If you do end up heading into the southern part, drop by and see the New River Gorge Bridge in Fayetteville. While you’re there you can zip into Fayetteville proper and see the late 19th Century courthouse (still in active use). During the Civil War, Fayetteville was the first place where it was documented that a commanding officer ordered his troops to use indirect fire (that is, firing without a clear target just hoping to hit an enemy soldier).
One of my favorite places to visit in that area is Thurmond - an old railroad town in the New River Gorge. In its heyday, it was a bustling railroad town, and quite a vice-filled place. It’s a ghost town now, mostly. Fewer than ten people still live there, but there’s a railroad station run by the National Park Service that serves mostly as a historic site, with interesting displays on life in railroad and coal towns. As a history buff, you’d probably love it. (The 1987 movie Matewan featuring James Earl Jones and Chris Cooper was filmed mostly in Thurmond - if you haven’t seen it, I recommend it heartily.) Stop in Fayetteville and ask for directions. It’s about 30 minutes down a nice windy road.
And if you’re feeling adventurous, plan to go Whitewater rafting down the New or Gauley River.
Oh, and back in Fayetteville, as for historic-type lodging, there’s always the White Horse Bed and Breakfast.
The capitol building in Charleston is beautiful. And the cultural center used to be worth a visit – I went there many many times through my childhood and teen years. Looking at their web site, it looks like they still might be worth a visit for a history buff.
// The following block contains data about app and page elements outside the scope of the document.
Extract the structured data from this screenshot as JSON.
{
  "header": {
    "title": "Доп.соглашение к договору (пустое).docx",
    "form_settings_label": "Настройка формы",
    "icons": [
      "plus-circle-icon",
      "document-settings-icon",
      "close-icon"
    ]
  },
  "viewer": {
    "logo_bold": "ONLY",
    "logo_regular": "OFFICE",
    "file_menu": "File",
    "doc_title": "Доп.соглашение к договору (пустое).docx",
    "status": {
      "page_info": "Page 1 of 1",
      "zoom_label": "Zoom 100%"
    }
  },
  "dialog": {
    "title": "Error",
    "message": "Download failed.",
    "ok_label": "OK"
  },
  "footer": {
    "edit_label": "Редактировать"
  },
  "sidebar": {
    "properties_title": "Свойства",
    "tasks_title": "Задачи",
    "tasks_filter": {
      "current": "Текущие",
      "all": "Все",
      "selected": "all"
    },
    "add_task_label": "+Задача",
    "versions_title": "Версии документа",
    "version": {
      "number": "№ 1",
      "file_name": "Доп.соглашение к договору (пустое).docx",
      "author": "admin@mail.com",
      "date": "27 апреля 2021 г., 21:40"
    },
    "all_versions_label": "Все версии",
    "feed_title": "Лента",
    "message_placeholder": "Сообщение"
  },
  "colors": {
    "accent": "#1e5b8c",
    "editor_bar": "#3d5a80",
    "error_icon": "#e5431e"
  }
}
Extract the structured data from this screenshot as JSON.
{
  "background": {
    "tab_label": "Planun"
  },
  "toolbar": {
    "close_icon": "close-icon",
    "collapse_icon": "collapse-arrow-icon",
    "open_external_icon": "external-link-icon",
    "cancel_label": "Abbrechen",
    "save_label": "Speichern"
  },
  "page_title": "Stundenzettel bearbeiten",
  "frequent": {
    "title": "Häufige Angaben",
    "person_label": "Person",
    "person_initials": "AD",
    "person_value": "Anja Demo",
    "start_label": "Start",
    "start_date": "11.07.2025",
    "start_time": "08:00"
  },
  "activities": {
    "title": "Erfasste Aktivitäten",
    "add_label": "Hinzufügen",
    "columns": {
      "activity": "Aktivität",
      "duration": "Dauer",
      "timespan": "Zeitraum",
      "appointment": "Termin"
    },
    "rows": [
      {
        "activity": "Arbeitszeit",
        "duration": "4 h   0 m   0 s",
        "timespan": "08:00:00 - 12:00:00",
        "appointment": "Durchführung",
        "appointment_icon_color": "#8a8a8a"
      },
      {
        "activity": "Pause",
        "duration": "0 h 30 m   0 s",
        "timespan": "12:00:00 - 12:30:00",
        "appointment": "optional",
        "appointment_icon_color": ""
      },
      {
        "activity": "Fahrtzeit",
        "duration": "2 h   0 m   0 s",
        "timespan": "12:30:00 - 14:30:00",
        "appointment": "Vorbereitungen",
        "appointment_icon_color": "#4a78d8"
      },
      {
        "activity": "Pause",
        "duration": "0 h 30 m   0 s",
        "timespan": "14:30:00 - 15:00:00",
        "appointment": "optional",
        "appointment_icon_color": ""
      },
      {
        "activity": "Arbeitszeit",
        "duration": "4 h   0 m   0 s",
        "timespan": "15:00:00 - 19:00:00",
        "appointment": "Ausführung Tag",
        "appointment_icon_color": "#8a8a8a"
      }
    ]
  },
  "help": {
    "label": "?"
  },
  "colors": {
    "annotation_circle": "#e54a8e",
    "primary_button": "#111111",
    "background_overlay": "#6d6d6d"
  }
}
More info than you were probably looking for, but I have some pride in my home state - and especially the southern part of it.
If you do any of these things, let me know how you liked it! No pressure.